*Work to complete*. Restate the entries below in full, exactly as they read, but without pictures.

Excerpts from an interface dataset:
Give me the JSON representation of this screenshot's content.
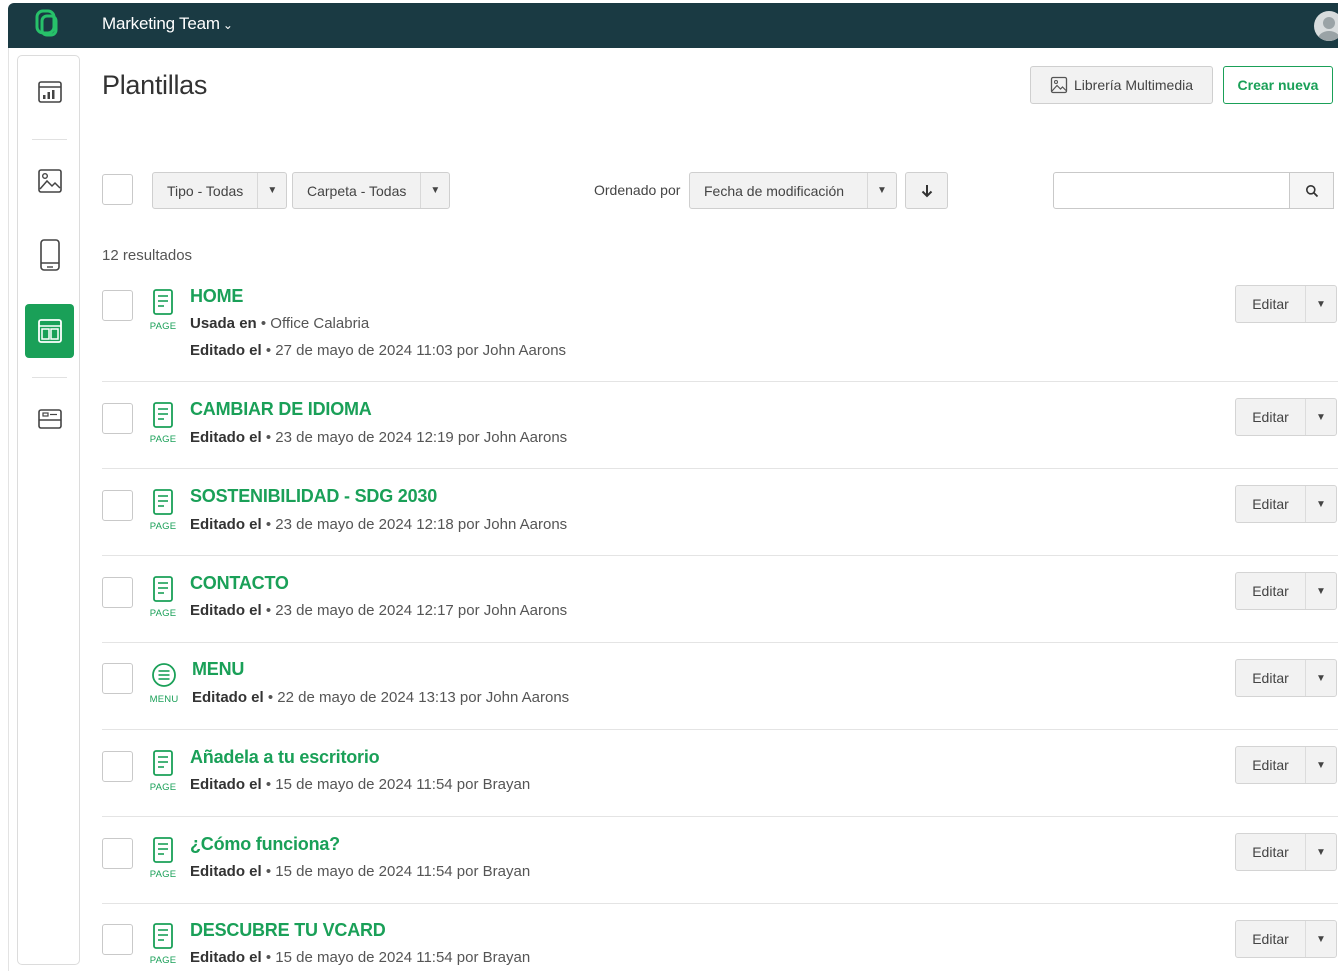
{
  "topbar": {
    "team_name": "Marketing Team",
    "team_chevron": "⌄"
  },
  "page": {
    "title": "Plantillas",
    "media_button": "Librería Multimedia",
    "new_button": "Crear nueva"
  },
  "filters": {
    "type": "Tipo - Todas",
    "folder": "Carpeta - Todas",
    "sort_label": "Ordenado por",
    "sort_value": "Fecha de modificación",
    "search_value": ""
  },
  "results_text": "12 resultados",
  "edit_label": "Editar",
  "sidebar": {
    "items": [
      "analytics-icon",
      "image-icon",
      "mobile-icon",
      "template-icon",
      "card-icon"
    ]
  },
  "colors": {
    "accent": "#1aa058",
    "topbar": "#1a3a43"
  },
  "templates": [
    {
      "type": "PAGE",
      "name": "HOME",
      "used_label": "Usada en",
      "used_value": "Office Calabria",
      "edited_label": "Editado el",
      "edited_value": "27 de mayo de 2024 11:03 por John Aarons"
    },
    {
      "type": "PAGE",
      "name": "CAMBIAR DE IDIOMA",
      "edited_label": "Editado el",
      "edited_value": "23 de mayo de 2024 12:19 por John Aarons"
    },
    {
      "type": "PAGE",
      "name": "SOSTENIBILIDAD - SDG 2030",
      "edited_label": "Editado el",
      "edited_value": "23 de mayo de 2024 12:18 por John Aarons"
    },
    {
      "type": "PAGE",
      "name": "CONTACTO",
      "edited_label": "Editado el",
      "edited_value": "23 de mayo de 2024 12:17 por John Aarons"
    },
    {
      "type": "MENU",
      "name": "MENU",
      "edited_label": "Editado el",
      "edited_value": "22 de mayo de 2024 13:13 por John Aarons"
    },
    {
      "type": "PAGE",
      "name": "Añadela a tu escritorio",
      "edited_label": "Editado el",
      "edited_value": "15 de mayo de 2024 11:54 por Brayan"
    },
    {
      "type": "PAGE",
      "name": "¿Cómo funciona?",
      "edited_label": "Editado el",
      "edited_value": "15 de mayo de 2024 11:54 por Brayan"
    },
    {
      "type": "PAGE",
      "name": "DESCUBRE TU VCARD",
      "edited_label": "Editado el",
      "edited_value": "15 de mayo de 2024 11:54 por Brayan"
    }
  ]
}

*Your solution*.
Give me the JSON representation of this screenshot's content.
{
  "topbar": {
    "team_name": "Marketing Team",
    "team_chevron": "⌄"
  },
  "page": {
    "title": "Plantillas",
    "media_button": "Librería Multimedia",
    "new_button": "Crear nueva"
  },
  "filters": {
    "type": "Tipo - Todas",
    "folder": "Carpeta - Todas",
    "sort_label": "Ordenado por",
    "sort_value": "Fecha de modificación",
    "search_value": ""
  },
  "results_text": "12 resultados",
  "edit_label": "Editar",
  "sidebar": {
    "items": [
      "analytics-icon",
      "image-icon",
      "mobile-icon",
      "template-icon",
      "card-icon"
    ]
  },
  "colors": {
    "accent": "#1aa058",
    "topbar": "#1a3a43"
  },
  "templates": [
    {
      "type": "PAGE",
      "name": "HOME",
      "used_label": "Usada en",
      "used_value": "Office Calabria",
      "edited_label": "Editado el",
      "edited_value": "27 de mayo de 2024 11:03 por John Aarons"
    },
    {
      "type": "PAGE",
      "name": "CAMBIAR DE IDIOMA",
      "edited_label": "Editado el",
      "edited_value": "23 de mayo de 2024 12:19 por John Aarons"
    },
    {
      "type": "PAGE",
      "name": "SOSTENIBILIDAD - SDG 2030",
      "edited_label": "Editado el",
      "edited_value": "23 de mayo de 2024 12:18 por John Aarons"
    },
    {
      "type": "PAGE",
      "name": "CONTACTO",
      "edited_label": "Editado el",
      "edited_value": "23 de mayo de 2024 12:17 por John Aarons"
    },
    {
      "type": "MENU",
      "name": "MENU",
      "edited_label": "Editado el",
      "edited_value": "22 de mayo de 2024 13:13 por John Aarons"
    },
    {
      "type": "PAGE",
      "name": "Añadela a tu escritorio",
      "edited_label": "Editado el",
      "edited_value": "15 de mayo de 2024 11:54 por Brayan"
    },
    {
      "type": "PAGE",
      "name": "¿Cómo funciona?",
      "edited_label": "Editado el",
      "edited_value": "15 de mayo de 2024 11:54 por Brayan"
    },
    {
      "type": "PAGE",
      "name": "DESCUBRE TU VCARD",
      "edited_label": "Editado el",
      "edited_value": "15 de mayo de 2024 11:54 por Brayan"
    }
  ]
}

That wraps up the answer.